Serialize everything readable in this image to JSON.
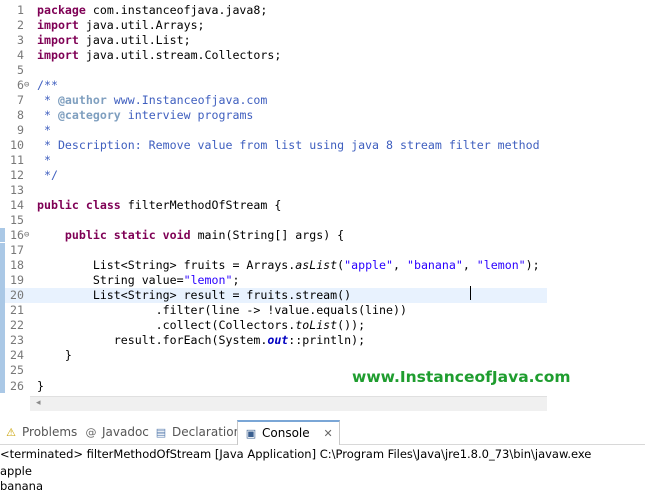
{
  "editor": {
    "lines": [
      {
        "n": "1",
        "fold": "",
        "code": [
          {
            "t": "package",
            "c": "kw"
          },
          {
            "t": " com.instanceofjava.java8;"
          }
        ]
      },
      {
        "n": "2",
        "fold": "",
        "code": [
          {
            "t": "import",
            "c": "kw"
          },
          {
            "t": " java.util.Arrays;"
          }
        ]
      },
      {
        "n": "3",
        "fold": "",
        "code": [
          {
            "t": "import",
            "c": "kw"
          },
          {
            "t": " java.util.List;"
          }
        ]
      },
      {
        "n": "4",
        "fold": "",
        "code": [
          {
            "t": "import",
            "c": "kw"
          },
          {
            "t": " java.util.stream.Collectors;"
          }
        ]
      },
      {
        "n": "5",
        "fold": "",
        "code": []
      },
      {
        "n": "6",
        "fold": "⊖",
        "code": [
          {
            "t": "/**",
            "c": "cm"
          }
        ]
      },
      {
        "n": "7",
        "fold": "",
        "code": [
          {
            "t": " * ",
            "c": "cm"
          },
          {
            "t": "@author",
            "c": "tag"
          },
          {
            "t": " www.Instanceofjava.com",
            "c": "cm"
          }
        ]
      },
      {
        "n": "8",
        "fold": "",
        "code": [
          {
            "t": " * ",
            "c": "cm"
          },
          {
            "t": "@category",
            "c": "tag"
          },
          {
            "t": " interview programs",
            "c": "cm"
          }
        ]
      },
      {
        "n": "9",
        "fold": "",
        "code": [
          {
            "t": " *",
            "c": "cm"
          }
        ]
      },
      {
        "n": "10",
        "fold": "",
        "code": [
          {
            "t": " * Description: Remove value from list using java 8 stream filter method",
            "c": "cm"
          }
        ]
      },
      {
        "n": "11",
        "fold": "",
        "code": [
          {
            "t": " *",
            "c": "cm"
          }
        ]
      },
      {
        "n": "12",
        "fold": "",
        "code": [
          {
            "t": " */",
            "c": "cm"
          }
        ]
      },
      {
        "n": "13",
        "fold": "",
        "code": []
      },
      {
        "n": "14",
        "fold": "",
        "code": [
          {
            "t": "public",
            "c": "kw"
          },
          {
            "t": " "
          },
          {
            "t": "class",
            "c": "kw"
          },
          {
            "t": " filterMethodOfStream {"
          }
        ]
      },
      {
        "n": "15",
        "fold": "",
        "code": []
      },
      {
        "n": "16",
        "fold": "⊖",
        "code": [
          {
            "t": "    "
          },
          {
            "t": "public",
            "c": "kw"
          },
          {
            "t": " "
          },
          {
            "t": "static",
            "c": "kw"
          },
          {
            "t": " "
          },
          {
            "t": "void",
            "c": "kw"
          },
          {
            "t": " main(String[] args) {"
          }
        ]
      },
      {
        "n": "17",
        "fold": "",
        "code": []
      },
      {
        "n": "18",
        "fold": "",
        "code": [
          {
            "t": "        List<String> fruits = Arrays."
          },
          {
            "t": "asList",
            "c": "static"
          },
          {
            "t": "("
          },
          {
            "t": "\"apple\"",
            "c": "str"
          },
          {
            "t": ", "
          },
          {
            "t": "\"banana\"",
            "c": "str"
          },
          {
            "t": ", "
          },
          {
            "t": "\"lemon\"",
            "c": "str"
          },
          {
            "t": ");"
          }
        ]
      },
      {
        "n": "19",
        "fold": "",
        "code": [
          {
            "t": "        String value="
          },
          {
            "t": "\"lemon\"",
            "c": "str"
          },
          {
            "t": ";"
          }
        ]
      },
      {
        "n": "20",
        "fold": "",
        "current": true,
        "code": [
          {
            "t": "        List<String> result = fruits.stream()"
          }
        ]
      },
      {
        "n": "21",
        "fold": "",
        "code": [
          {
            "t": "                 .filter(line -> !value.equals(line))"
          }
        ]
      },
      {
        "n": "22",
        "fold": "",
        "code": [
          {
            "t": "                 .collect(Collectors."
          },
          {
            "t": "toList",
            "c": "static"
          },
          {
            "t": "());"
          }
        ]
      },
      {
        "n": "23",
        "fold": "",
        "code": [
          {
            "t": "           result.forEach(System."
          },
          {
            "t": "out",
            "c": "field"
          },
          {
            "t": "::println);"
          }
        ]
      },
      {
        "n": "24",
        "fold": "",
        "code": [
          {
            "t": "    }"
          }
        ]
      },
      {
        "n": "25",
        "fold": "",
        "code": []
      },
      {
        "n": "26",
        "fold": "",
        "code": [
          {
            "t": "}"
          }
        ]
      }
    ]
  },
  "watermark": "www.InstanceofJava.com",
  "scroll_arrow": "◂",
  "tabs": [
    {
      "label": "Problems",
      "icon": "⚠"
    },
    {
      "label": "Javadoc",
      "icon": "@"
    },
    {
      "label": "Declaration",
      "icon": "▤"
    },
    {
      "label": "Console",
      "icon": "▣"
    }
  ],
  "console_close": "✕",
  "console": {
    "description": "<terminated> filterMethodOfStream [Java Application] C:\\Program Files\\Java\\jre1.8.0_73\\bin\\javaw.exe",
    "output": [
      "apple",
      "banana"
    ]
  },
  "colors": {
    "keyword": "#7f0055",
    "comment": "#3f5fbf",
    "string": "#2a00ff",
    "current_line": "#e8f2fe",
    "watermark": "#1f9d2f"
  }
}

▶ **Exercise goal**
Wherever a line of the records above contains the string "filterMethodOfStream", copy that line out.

▶ **Answer below**
            "t": " filterMethodOfStream {"
    "description": "<terminated> filterMethodOfStream [Java Application] C:\\Program Files\\Java\\jre1.8.0_73\\bin\\javaw.exe",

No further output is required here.